2. Following its attempts to explain to the defendant that the facts of his case were serious, the sentencing court then proceeded to sentence the defendant to a permissible term of imprisonment on the specific crimes for which he had been charged and convicted. Then, in accordance with General Statutes § 53a–37, the court ordered those sentences to run consecutively.General Statutes § 53a–37 provides: “When multiple sentences of imprisonment are imposed on a person at the same time, or when a person who is subject to any undischarged term of imprisonment imposed at a previous time by a court of this state is sentenced to an additional term of imprisonment, the sentence or sentences imposed by the court shall run either concurrently or consecutively with respect to each other and to the undischarged term or terms in such manner as the court directs at the time of sentence. The court shall state whether the respective maxima and minima shall run concurrently or consecutively with respect to each other, and shall state in conclusion the effective sentence imposed. When a person is sentenced for two or more counts each constituting a separate offense, the court may order that the term of imprisonment for the second and subsequent counts be for a fixed number of years each. The court in such cases shall not set any minimum term of imprisonment except under the first count, and the fixed number of years imposed for the second and subsequent counts shall be added to the maximum term imposed by the court on the first count.”
In this opinion the other judges concurred.
Response sent, thank you
A free source of state and federal court opinions, state laws, and the United States Code.

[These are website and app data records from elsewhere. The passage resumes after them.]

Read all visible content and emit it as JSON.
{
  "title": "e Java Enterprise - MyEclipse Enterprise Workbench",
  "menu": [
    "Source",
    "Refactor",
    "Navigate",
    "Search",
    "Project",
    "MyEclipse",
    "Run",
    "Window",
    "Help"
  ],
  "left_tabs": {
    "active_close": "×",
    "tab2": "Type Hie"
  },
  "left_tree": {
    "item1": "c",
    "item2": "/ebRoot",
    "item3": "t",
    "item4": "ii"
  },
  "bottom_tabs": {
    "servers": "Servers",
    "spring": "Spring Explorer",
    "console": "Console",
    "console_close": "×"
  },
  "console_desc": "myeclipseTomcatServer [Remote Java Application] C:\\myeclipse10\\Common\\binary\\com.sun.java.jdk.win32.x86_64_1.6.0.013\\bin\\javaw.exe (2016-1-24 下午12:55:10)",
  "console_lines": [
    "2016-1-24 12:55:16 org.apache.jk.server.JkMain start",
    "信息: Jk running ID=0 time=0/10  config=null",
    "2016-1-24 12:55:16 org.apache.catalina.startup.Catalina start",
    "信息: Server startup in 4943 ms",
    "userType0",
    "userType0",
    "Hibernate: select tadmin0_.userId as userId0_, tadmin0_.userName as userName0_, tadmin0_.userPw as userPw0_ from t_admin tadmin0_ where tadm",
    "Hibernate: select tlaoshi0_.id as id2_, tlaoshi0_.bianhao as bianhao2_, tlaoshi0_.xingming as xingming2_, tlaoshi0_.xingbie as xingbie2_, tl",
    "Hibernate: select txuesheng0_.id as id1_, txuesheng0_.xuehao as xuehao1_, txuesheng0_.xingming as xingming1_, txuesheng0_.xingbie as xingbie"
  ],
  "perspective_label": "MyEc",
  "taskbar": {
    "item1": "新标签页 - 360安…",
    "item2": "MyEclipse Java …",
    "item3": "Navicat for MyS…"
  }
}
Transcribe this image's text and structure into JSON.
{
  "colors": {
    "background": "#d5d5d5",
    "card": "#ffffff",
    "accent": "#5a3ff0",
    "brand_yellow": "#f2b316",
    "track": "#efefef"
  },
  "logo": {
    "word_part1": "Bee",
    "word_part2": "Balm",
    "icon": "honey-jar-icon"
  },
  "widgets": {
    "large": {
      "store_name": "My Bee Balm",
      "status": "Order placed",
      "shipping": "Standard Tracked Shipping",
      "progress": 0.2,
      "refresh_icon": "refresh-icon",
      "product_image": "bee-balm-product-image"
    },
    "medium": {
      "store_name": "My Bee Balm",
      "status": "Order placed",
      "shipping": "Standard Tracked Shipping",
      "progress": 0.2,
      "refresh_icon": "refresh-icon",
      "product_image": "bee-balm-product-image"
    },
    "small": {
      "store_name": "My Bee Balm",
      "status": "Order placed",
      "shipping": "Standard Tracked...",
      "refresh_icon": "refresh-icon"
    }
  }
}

For more information about the legal concepts addressed by these cases and statutes visit FindLaw's Learn About the Law.
Docket No: AC 39287
Decided: September 05, 2017
Court: Appellate Court of Connecticut.
Search our directory by legal issue
Enter information in one or both fields (Required)
FindLaw for Legal Professionals
Search our directory by legal issue
Enter information in one or both fields (Required)